Much like your automobile, furnace, or air conditioner, a boiler requires an ongoing, routine maintenance and inspection program. Well trained maintenance personnel, boiler operators and boiler inspectors are important components to the safe operation of a boiler.
Routine boiler inspections are required by the Texas Boiler Law and Rules. The State and Authorized Inspection Agencies provide trained personnel throughout the state to perform the required inspections to be in compliance with the Texas Boiler Law and Rules.
A boiler should be examined internally and externally to determine the operating condition of the boiler and to ascertain the true condition of the boiler.
Boiler inspectors examine the structural integrity of the boiler along with the associated safety devices attached to the boiler. These devices must remain in good operating condition for the continued safe operation of the boiler.
The loss of water (low water), furnace explosion, over pressure and excessive temperature are the principal causes for boiler accidents and are primarily the direct result of the missing or inoperative controls and safety devices, lack of maintenance, untrained operators, and complacency. These are some reasons why boiler inspections are so important and what could result if boilers are left uninspected.
The Texas Boiler Law requires that all boilers operating in the State of Texas be registered with the department and, depending on the use, be inspected annually, biennially, or triennially. Additionally, department representatives review quality control systems for issuance of Certificates of Authorization to boiler and pressure vessel manufacturers, repair organizations, and state owner/user organizations.
AREA OF RESPONSIBILITY
Throughout the State of Texas there are approximately 55,000 registered boilers. Our records indicate that approximately 60 percent of these registered boilers are under inspection agreements and are inspected by Authorized Inspectors employed by an Authorized Inspection Agency; and the remaining 40 percent of boilers are inspected by State Deputy Inspectors.

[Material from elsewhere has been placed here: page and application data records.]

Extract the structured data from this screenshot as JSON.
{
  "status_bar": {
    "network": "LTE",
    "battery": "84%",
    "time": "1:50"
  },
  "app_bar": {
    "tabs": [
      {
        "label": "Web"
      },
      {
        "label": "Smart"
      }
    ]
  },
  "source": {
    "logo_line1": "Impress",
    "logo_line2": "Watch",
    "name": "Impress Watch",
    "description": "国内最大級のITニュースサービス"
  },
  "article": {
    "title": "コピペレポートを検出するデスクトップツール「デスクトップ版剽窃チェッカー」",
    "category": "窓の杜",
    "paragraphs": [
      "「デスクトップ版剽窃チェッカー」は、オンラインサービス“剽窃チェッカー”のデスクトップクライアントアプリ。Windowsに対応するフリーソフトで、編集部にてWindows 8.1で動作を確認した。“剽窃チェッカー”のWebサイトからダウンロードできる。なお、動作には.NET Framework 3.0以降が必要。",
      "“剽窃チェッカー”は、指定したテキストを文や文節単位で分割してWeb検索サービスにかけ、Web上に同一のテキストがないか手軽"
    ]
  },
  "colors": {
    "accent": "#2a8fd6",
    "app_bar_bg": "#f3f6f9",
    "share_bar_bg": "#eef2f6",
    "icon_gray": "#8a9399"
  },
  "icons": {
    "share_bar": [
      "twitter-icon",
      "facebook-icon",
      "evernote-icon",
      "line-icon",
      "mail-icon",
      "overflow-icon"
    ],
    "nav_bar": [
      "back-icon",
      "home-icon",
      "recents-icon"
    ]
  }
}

The following are the five (5) regional areas of responsibility for State Deputy Inspectors, and three (3) of the major regions (91, 93 & 94) are further subdivided between State Deputy Inspectors by zip codes and/or counties. To find out which State Deputy Inspector conducts inspections in your area please contact the Department for further assistance at (800) 722-7843 or (512) 539-5716 or email CSBoiler@tdlr.texas.gov or firstname.lastname@example.org.
Region 91 - Ft. Worth Region
- Don Jones (Southwest)
- Don Crow (Southeast)
- Jim Jake Templin (Northeast)
- Robert Shirley
Region 91 – East Texas Region
- Timothy Adams (East Texas)
Region 92 – Lubbock Region
Chrys Griffing (Lubbock)
Region 93 – South Texas Region (San Antonio)
- Bob Prescott
Region 93 – Austin Region
- Tim Larrew (Austin)
Region 93 – South Texas Region (Corpus Christi)
- Terry Hewitt
Region 94 – Houston Region
- Mike Spurling (Northwest)
- John Leos (Southwest)
- Lyle Shotts (Northeast)
- Richard Charland (Southeast)
Region 95 – El Paso Region
- Joe Rodriguez
For Further Assistance
For more information about boilers contact:
Texas Department of Licensing and Regulation
P.O. Box 12157
Austin, Texas 78711
(800) 722-7843 (In Texas Only)
(512) 539-5687 (fax)
For more information about the Boiler Safety program, e-mail TDLR at email@example.com.